**** STORED DATA ****

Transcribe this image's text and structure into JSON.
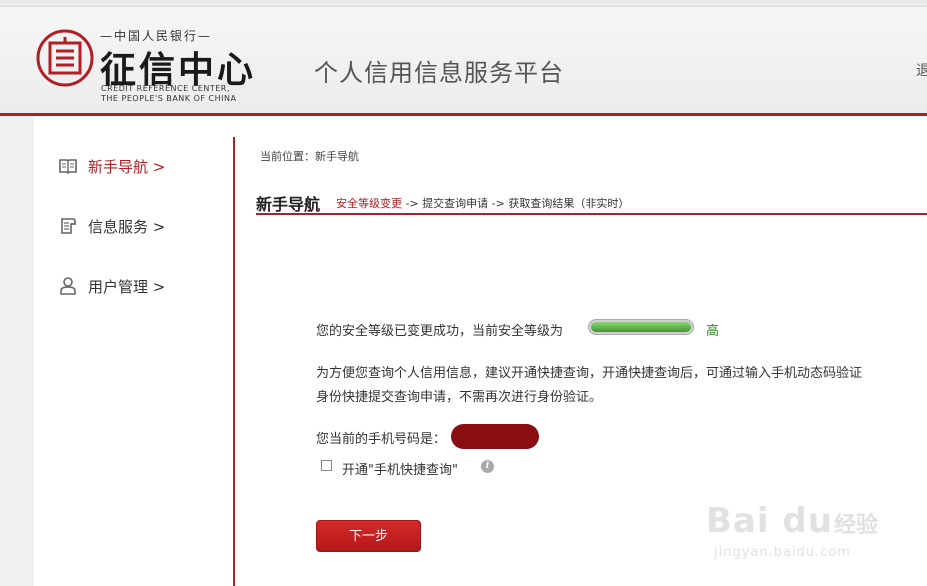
{
  "header": {
    "logo_top": "—中国人民银行—",
    "logo_main": "征信中心",
    "logo_en_line1": "CREDIT REFERENCE CENTER,",
    "logo_en_line2": "THE PEOPLE'S BANK OF CHINA",
    "platform_title": "个人信用信息服务平台",
    "exit_text": "退"
  },
  "sidebar": {
    "items": [
      {
        "label": "新手导航 >",
        "icon": "book-icon",
        "active": true
      },
      {
        "label": "信息服务 >",
        "icon": "document-icon",
        "active": false
      },
      {
        "label": "用户管理 >",
        "icon": "user-icon",
        "active": false
      }
    ]
  },
  "main": {
    "breadcrumb": "当前位置：新手导航",
    "title": "新手导航",
    "steps": {
      "current": "安全等级变更",
      "rest": " -> 提交查询申请 -> 获取查询结果（非实时）"
    },
    "security_message": "您的安全等级已变更成功，当前安全等级为",
    "security_level_fraction": 1.0,
    "security_level_text": "高",
    "advice_line1": "为方便您查询个人信用信息，建议开通快捷查询，开通快捷查询后，可通过输入手机动态码验证",
    "advice_line2": "身份快捷提交查询申请，不需再次进行身份验证。",
    "phone_label": "您当前的手机号码是：",
    "checkbox_label": "开通\"手机快捷查询\"",
    "checkbox_checked": false,
    "info_icon_glyph": "i",
    "next_button": "下一步"
  },
  "watermark": {
    "brand": "Bai du",
    "cn": "经验",
    "url": "jingyan.baidu.com"
  },
  "colors": {
    "brand_red": "#b01f24",
    "level_green": "#3e9a2b",
    "masked_phone": "#8a0d12"
  }
}
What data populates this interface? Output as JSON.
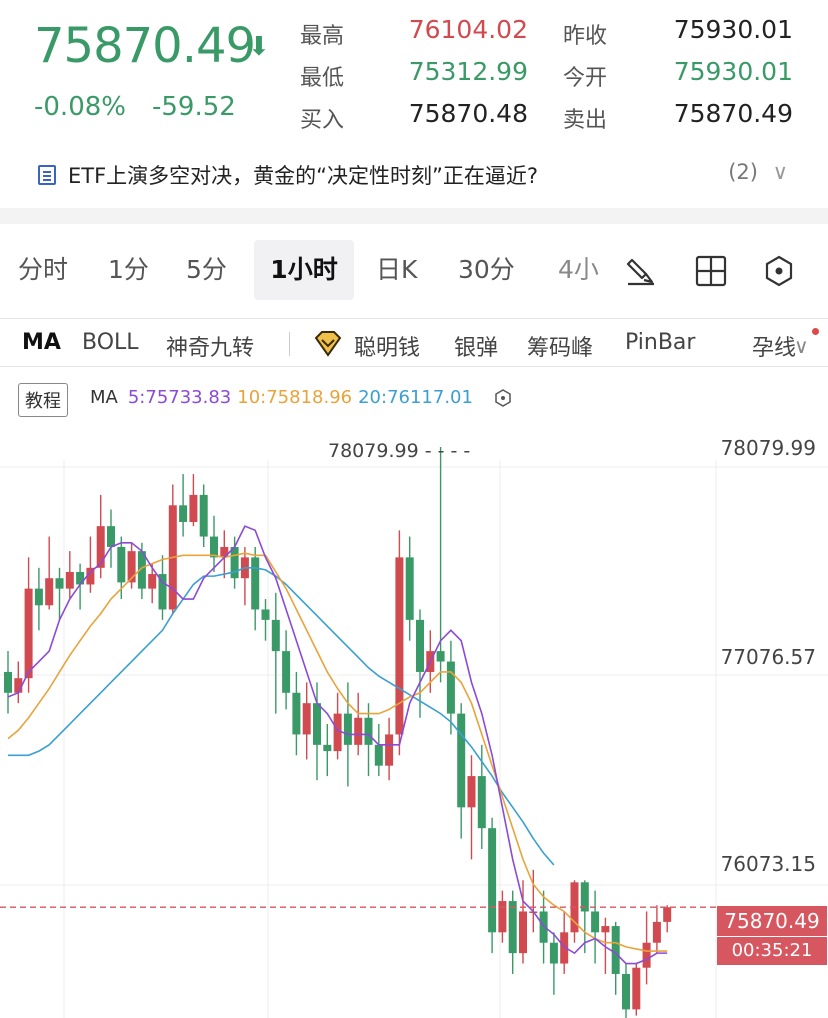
{
  "quote": {
    "price": "75870.49",
    "change_pct": "-0.08%",
    "change": "-59.52",
    "rows": [
      {
        "label": "最高",
        "value": "76104.02",
        "label2": "昨收",
        "value2": "75930.01"
      },
      {
        "label": "最低",
        "value": "75312.99",
        "label2": "今开",
        "value2": "75930.01"
      },
      {
        "label": "买入",
        "value": "75870.48",
        "label2": "卖出",
        "value2": "75870.49"
      }
    ]
  },
  "news": {
    "headline": "ETF上演多空对决，黄金的“决定性时刻”正在逼近?",
    "count": "(2)"
  },
  "timeframes": [
    "分时",
    "1分",
    "5分",
    "1小时",
    "日K",
    "30分",
    "4小"
  ],
  "active_timeframe": "1小时",
  "indicators": [
    "MA",
    "BOLL",
    "神奇九转",
    "聪明钱",
    "银弹",
    "筹码峰",
    "PinBar",
    "孕线"
  ],
  "active_indicator": "MA",
  "chart_header": {
    "tutorial": "教程",
    "ma_label": "MA",
    "ma5": "5:75733.83",
    "ma10": "10:75818.96",
    "ma20": "20:76117.01"
  },
  "colors": {
    "up": "#d04a50",
    "down": "#3a9a67",
    "ma5": "#8a4bd6",
    "ma10": "#e9a33b",
    "ma20": "#3b9fd1"
  },
  "chart_data": {
    "type": "candlestick",
    "price_labels": [
      "78079.99",
      "77076.57",
      "76073.15"
    ],
    "high_marker": "78079.99",
    "current_price": "75870.49",
    "countdown": "00:35:21",
    "candles": [
      [
        77000,
        76900,
        77100,
        76800
      ],
      [
        76900,
        76970,
        77050,
        76850
      ],
      [
        76970,
        77400,
        77550,
        76900
      ],
      [
        77400,
        77320,
        77500,
        77200
      ],
      [
        77320,
        77450,
        77650,
        77300
      ],
      [
        77450,
        77400,
        77500,
        77250
      ],
      [
        77400,
        77480,
        77580,
        77350
      ],
      [
        77480,
        77420,
        77520,
        77300
      ],
      [
        77420,
        77500,
        77650,
        77380
      ],
      [
        77500,
        77700,
        77850,
        77450
      ],
      [
        77700,
        77600,
        77780,
        77500
      ],
      [
        77600,
        77430,
        77650,
        77350
      ],
      [
        77430,
        77580,
        77620,
        77400
      ],
      [
        77580,
        77400,
        77620,
        77350
      ],
      [
        77400,
        77470,
        77520,
        77330
      ],
      [
        77470,
        77300,
        77560,
        77250
      ],
      [
        77300,
        77800,
        77900,
        77280
      ],
      [
        77800,
        77720,
        77950,
        77650
      ],
      [
        77720,
        77850,
        77950,
        77700
      ],
      [
        77850,
        77650,
        77900,
        77600
      ],
      [
        77650,
        77550,
        77750,
        77480
      ],
      [
        77550,
        77600,
        77680,
        77450
      ],
      [
        77600,
        77450,
        77650,
        77400
      ],
      [
        77450,
        77550,
        77600,
        77320
      ],
      [
        77550,
        77300,
        77600,
        77200
      ],
      [
        77300,
        77250,
        77350,
        77150
      ],
      [
        77250,
        77100,
        77380,
        76800
      ],
      [
        77100,
        76900,
        77200,
        76820
      ],
      [
        76900,
        76700,
        77000,
        76600
      ],
      [
        76700,
        76850,
        76950,
        76580
      ],
      [
        76850,
        76650,
        76950,
        76480
      ],
      [
        76650,
        76620,
        76750,
        76500
      ],
      [
        76620,
        76800,
        76900,
        76580
      ],
      [
        76800,
        76650,
        76950,
        76450
      ],
      [
        76650,
        76780,
        76900,
        76600
      ],
      [
        76780,
        76650,
        76850,
        76500
      ],
      [
        76650,
        76550,
        76750,
        76500
      ],
      [
        76550,
        76700,
        76780,
        76480
      ],
      [
        76700,
        77550,
        77680,
        76600
      ],
      [
        77550,
        77250,
        77650,
        77150
      ],
      [
        77250,
        77000,
        77300,
        76780
      ],
      [
        77000,
        77100,
        77200,
        76900
      ],
      [
        77100,
        77050,
        78080,
        76950
      ],
      [
        77050,
        76800,
        77150,
        76700
      ],
      [
        76800,
        76350,
        76850,
        76200
      ],
      [
        76350,
        76500,
        76600,
        76100
      ],
      [
        76500,
        76250,
        76650,
        76150
      ],
      [
        76250,
        75750,
        76300,
        75650
      ],
      [
        75750,
        75900,
        75950,
        75700
      ],
      [
        75900,
        75650,
        75950,
        75550
      ],
      [
        75650,
        75850,
        76000,
        75600
      ],
      [
        75850,
        75850,
        76050,
        75750
      ],
      [
        75850,
        75700,
        75950,
        75600
      ],
      [
        75700,
        75600,
        75750,
        75450
      ],
      [
        75600,
        75750,
        75850,
        75550
      ],
      [
        75750,
        75990,
        76000,
        75700
      ],
      [
        75990,
        75850,
        76000,
        75650
      ],
      [
        75850,
        75750,
        75950,
        75600
      ],
      [
        75750,
        75780,
        75820,
        75550
      ],
      [
        75780,
        75550,
        75800,
        75450
      ],
      [
        75550,
        75380,
        75600,
        75280
      ],
      [
        75380,
        75580,
        75600,
        75350
      ],
      [
        75580,
        75700,
        75850,
        75500
      ],
      [
        75700,
        75800,
        75880,
        75650
      ],
      [
        75800,
        75870,
        75880,
        75750
      ]
    ],
    "ma5": [
      76880,
      76900,
      77000,
      77050,
      77100,
      77250,
      77350,
      77420,
      77480,
      77520,
      77600,
      77620,
      77620,
      77580,
      77500,
      77430,
      77400,
      77350,
      77350,
      77450,
      77500,
      77550,
      77600,
      77700,
      77680,
      77550,
      77450,
      77300,
      77150,
      77000,
      76850,
      76800,
      76720,
      76700,
      76700,
      76700,
      76650,
      76650,
      76650,
      76850,
      76950,
      77050,
      77150,
      77200,
      77150,
      76950,
      76800,
      76600,
      76350,
      76100,
      75900,
      75850,
      75780,
      75740,
      75680,
      75650,
      75700,
      75720,
      75680,
      75650,
      75600,
      75600,
      75620,
      75650,
      75650
    ],
    "ma10": [
      76680,
      76720,
      76780,
      76850,
      76920,
      77000,
      77080,
      77150,
      77220,
      77280,
      77350,
      77400,
      77450,
      77500,
      77520,
      77540,
      77550,
      77560,
      77560,
      77560,
      77560,
      77550,
      77560,
      77570,
      77560,
      77560,
      77480,
      77400,
      77300,
      77200,
      77100,
      77000,
      76920,
      76850,
      76800,
      76800,
      76800,
      76820,
      76850,
      76880,
      76900,
      76950,
      77000,
      77000,
      76950,
      76850,
      76700,
      76550,
      76400,
      76250,
      76100,
      75980,
      75920,
      75880,
      75850,
      75800,
      75750,
      75720,
      75700,
      75700,
      75680,
      75670,
      75660,
      75660,
      75660
    ],
    "ma20": [
      76600,
      76600,
      76600,
      76620,
      76650,
      76700,
      76750,
      76800,
      76850,
      76900,
      76950,
      77000,
      77050,
      77100,
      77150,
      77200,
      77280,
      77350,
      77420,
      77460,
      77460,
      77470,
      77480,
      77500,
      77500,
      77490,
      77460,
      77420,
      77370,
      77320,
      77270,
      77220,
      77170,
      77120,
      77070,
      77020,
      76980,
      76950,
      76920,
      76890,
      76860,
      76830,
      76800,
      76760,
      76700,
      76640,
      76570,
      76500,
      76420,
      76350,
      76280,
      76200,
      76130,
      76073
    ]
  }
}
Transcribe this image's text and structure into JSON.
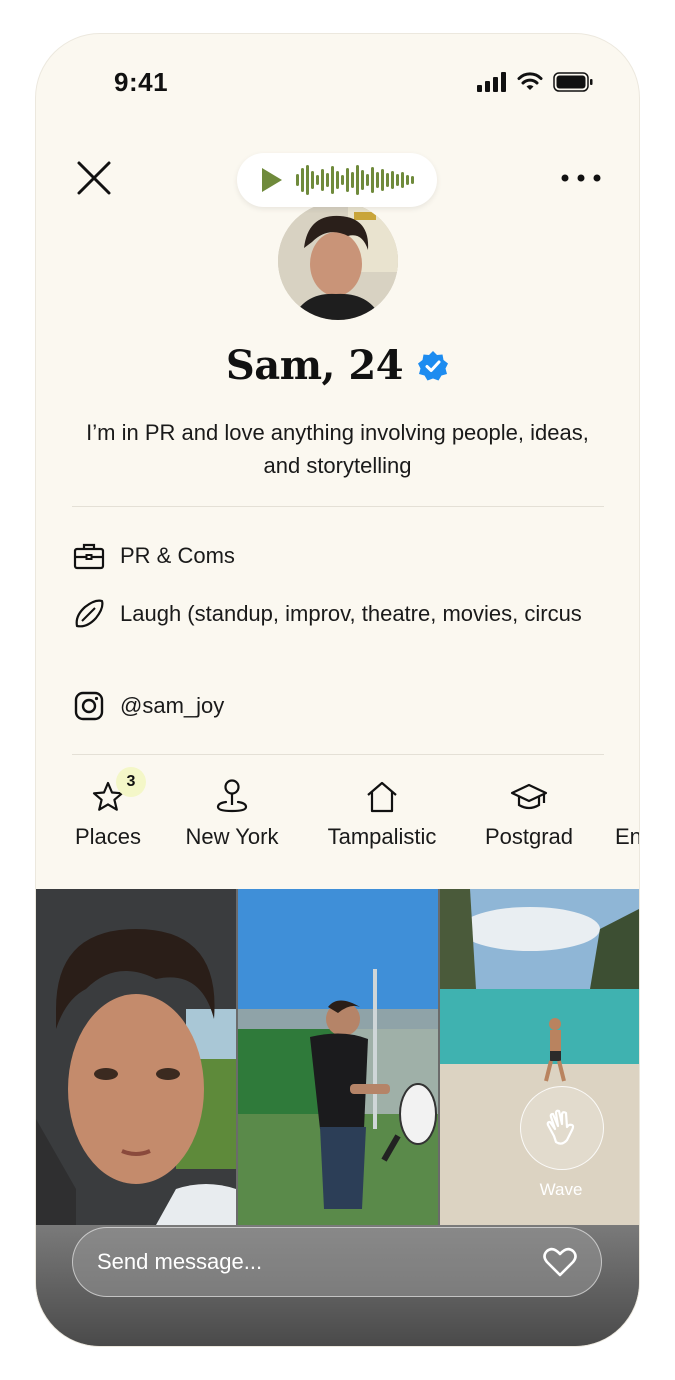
{
  "status_bar": {
    "time": "9:41"
  },
  "profile": {
    "name_age": "Sam, 24",
    "verified": true,
    "bio": "I’m in PR and love anything involving people, ideas, and storytelling"
  },
  "details": [
    {
      "icon": "briefcase-icon",
      "text": "PR & Coms"
    },
    {
      "icon": "surfboard-icon",
      "text": "Laugh (standup, improv, theatre, movies, circus"
    },
    {
      "icon": "instagram-icon",
      "text": "@sam_joy"
    }
  ],
  "chips": [
    {
      "icon": "star-icon",
      "label": "Places",
      "badge": "3"
    },
    {
      "icon": "location-pin-icon",
      "label": "New York"
    },
    {
      "icon": "house-icon",
      "label": "Tampalistic"
    },
    {
      "icon": "graduation-cap-icon",
      "label": "Postgrad"
    },
    {
      "icon": "",
      "label": "En"
    }
  ],
  "wave": {
    "label": "Wave"
  },
  "message": {
    "placeholder": "Send message..."
  },
  "colors": {
    "background": "#fbf8f0",
    "verified_blue": "#1d8cf0",
    "play_green": "#6f8a3b",
    "badge_yellow": "#f4f7c8"
  }
}
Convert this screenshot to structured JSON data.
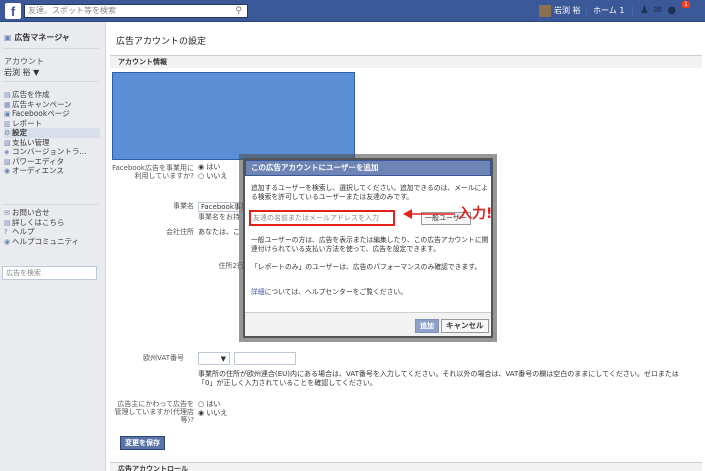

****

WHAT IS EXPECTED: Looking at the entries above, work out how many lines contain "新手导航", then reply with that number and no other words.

ANSWER BELOW: 3